DISCLAIMER: These notes are from the defunct k8 project which precedes SquirrelJME. The notes for SquirrelJME start on 2016/02/26! The k8 project was effectively a Java SE 8 operating system and as such all of the notes are in the context of that scope. That project is no longer my goal as SquirrelJME is the spiritual successor to it.


I was really hoping to sleep for a bit longer.


I really do not like the bindings stuff in javax.script since it could permit for some security exploits in the case of some variables and such. Also getMethodSyntax call might not make much sense in Forth. One thing I do not want to do is give the Forth interpreter free reign over the Java system unless it is given such permission.


My OS will require JEP 102 which is to exist in Java 9. Otherwise, there will not be a way to nicely manage processes and virtual machines. Although dragging it in would violate some things, oh well. I already bring in the javax.isolate API so both will be nice when used. JSR 121.


Actually I will worry about access to native Java things when the whole engine has been completed so I can better determine where it can fit.


I believe I will write part of the core debugger backend stuff before I resume writing the Forth interpreter. Although, I could use invokedynamic and such and then have native recompilation of Forth code into Java objects. That would result in much faster Forth code running although there would be the compilation step. The language is rather dynamic however when it comes to words. Also the language is similar to C and assembly in that it can access memory directory and is able to modify it. So even if it were dynamically recompiled, it would have to have a large chunk reserved for dyanmic memory that a program could use for any reason. However security exploits could probably be done easier.


One thing I would like though is to make it so I can the OS on memory constrained systems. Needing only 4MiB of RAM for example. Although provided there is also ROM or some other storage device, this makes it easier. Perhaps instead of my debugger using Forth, it can instead use a more simpler Java shell which has access to its own virtual machine in a way. Basically it would be Java statements that get parsed and then executed in a linear fashion. Using the debugger would mean that you have wide access to the system anyway. So such a thing would be like typing in Java code then executing it and that is what will happen. However that would be more prone to errors. Using Forth would also make a powerful debugger however. Forth would also remove the need for a domain specific language, which can get messy. So perhaps it would be best to just stick with Forth itself and make my current work in it a bit better. The standard is rather vague in some aspects however.


So, I should probably instead write the GUI version of the debugger first and the core backends then implement the Forth based frontend for the command line version. The Swing version will not really be needing Forth at all for it to work. Also all of the Forth stuff would be bindings into true code anyway.

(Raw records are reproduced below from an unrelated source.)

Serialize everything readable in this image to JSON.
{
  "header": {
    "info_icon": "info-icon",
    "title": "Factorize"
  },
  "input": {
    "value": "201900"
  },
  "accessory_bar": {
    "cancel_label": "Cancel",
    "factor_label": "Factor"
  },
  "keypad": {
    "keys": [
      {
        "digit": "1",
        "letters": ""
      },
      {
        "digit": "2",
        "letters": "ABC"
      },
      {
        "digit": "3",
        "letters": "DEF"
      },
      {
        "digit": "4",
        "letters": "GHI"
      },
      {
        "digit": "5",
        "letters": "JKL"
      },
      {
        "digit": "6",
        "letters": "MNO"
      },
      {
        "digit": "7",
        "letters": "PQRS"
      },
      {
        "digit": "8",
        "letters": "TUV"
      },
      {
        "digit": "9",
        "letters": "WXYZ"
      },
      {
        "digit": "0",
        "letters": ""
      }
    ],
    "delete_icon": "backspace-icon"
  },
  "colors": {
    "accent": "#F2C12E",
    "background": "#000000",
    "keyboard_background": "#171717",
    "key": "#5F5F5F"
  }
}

Thinking about it, perhaps having a Forth or Java-interpreter backend would be overkill for the debugger. The debugger is also going to be directly attached to the kernel which means a Forth interpreter would also need to be attached also. That would add to some bloat. Although I would dislike a domain specific language, in the interest of remaining light would be best. Having a Forth interpreter could also make the debugging system a bit unstable if the system is having issues with some things.